Back pain is a fact of life for many people. Back pain is one of the most common reasons for missed work and is the second most common reason for visits to the doctor’s office, outnumbered only by upper-respiratory infections. Low back pain costs Americans at least $50 billion in health care costs each year. With lost wages and decreased productivity, that figure easily rises to more than $100 billion.
A Closer Look at Back Pain
The back is a complicated structure of bones, joints, ligaments, and muscles. Back pain can be caused by sprained ligaments, strained muscles, ruptured disks, and irritated joints. While auto and work accidents or sports injuries can cause back pain, sometimes the simplest of movements – for example, picking up a paper clip from the floor – can have painful consequences. In addition, arthritis, poor posture, obesity, and psychological stress can cause or complicate back pain.
Sometimes back pain is sharp and intense and heals in a few days or weeks. Others experience back pain as a chronic condition, seriously altering their ability to work and enjoy family time and other leisure activities and can lead in some cases to depression. A recent survey of health conditions identified back pain as the single leading cause of disability worldwide.
Preventing Back Pain
Spinal health is an important factor in preventing back pain, as well as maintaining overall health and well-being. The American Chiropractic Association (ACA) encourages people to take steps to improve their spinal health and avoid injury.
Approaches such as better nutrition, exercise, ergonomic workspaces and proper lifting and movement techniques can go a long way in helping people to strengthen their spines and potentially avoid serious injury and chronic pain.
Treatment for back pain has evolved over the years. Research now supports first trying drug-free, conservative options for pain management while remaining as active as possible during recuperation. While medication may be necessary for some patients, often a conservative approach may alleviate pain and even lessen or eliminate the need for prescription painkillers.
Beyond the risks of overuse and addiction, prescription drugs that numb pain may also convince a patient that a musculoskeletal condition such as back pain is less severe than it is, or that it has healed.

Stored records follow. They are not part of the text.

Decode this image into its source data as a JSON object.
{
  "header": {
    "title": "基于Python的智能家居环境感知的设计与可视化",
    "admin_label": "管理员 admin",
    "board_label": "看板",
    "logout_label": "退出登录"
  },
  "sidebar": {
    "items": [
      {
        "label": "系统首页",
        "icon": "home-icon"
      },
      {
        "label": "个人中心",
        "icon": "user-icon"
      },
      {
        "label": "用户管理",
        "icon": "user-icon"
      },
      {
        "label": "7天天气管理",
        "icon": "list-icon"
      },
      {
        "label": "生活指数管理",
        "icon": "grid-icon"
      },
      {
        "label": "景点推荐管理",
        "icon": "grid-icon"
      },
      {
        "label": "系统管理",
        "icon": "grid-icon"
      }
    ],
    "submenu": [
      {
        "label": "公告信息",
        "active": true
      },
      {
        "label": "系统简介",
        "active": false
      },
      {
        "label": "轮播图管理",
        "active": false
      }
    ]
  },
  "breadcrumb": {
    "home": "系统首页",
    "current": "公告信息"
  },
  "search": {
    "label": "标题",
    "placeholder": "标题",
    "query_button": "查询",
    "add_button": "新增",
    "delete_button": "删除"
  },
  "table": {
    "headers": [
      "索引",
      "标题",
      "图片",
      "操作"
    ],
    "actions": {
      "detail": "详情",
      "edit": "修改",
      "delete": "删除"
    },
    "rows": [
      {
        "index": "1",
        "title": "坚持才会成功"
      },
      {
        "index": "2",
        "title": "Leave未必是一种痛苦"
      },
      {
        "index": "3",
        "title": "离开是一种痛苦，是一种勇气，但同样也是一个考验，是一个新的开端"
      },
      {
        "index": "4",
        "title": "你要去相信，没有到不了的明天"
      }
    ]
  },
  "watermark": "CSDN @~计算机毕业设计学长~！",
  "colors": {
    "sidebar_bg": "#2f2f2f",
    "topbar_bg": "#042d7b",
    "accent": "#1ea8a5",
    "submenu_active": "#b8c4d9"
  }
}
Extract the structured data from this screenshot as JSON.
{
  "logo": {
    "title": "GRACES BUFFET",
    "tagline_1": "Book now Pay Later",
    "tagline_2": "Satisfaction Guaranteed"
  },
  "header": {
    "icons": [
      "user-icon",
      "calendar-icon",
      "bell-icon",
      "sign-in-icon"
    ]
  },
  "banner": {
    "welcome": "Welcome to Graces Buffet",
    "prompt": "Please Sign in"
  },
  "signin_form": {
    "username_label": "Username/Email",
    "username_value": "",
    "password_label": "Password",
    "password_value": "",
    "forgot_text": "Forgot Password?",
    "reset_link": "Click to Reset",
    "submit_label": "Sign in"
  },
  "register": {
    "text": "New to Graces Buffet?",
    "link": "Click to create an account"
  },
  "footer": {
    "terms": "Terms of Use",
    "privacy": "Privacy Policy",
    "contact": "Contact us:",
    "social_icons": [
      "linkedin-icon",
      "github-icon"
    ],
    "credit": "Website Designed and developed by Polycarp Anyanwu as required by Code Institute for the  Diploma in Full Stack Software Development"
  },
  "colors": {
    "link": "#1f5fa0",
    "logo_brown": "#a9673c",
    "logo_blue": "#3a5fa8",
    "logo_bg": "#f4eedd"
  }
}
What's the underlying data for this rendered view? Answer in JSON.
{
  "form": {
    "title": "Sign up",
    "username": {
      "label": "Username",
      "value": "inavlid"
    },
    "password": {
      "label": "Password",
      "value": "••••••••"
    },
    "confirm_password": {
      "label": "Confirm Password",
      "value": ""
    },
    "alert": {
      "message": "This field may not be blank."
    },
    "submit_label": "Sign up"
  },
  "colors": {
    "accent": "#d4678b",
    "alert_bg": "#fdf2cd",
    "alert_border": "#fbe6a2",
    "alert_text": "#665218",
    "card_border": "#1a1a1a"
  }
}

That misunderstanding can lead to over-exertion and a delay in the healing process or even lead to permanent impairment.
Spinal manipulation, one of the main methods of treatment used by chiropractors, is widely recognized as one of the safest drug-free, non-invasive therapies available for the treatment of back pain and other musculoskeletal complaints. It was also found to be a cost-effective option when used either alone or combined with other therapies in a 2012 study.
In 2017 the American College of Physicians (ACP) updated its guidelines for the treatment of back pain, citing heat therapy, massage, acupuncture, and spinal manipulation as recommended options. Chiropractic care for back pain incorporates therapeutic modalities and rehabilitative exercises to help stabilize and prevent re-occurrence.
13 Tips for a Healthy Spine
- Maintain a healthy diet and weight.
- Exercise, ergonomic workspaces, and proper lifting are a few things that can help you avoid serious injury.
- Avoid prolonged inactivity or bed rest.
- Warm up or stretch before exercising or other physical activities.
- Maintain proper posture.
- When standing, keep one foot in front of the other, with your knees slightly bent. This position helps to take the pressure off your lower back.
- Sleeping on your back or stomach puts excessive pressure on your spine. Choose a side position instead.
- Avoid twisting while lifting. Twisting is one of the most dangerous movements for your spine, especially with added weight.
- If an item is too heavy to lift, pushing it is easier on your back than pulling it. Whenever possible, use your legs, not your back or upper body, to push the item.
- Do NOT bend over at the waist to pick up items from the floor or a table. Bend at the knees.
- When sitting, keep your knees higher than your hips with your head up/back straight. Don’t slouch. Try to maintain the natural curve in your low back.
- When texting, bring your arms up in front of your eyes so that you don’t need to look down at the screen, putting unnecessary pressure on neck and spine.
- Quit smoking. Smoking impairs blood flow, resulting in oxygen and nutrient deprivation to spinal tissues.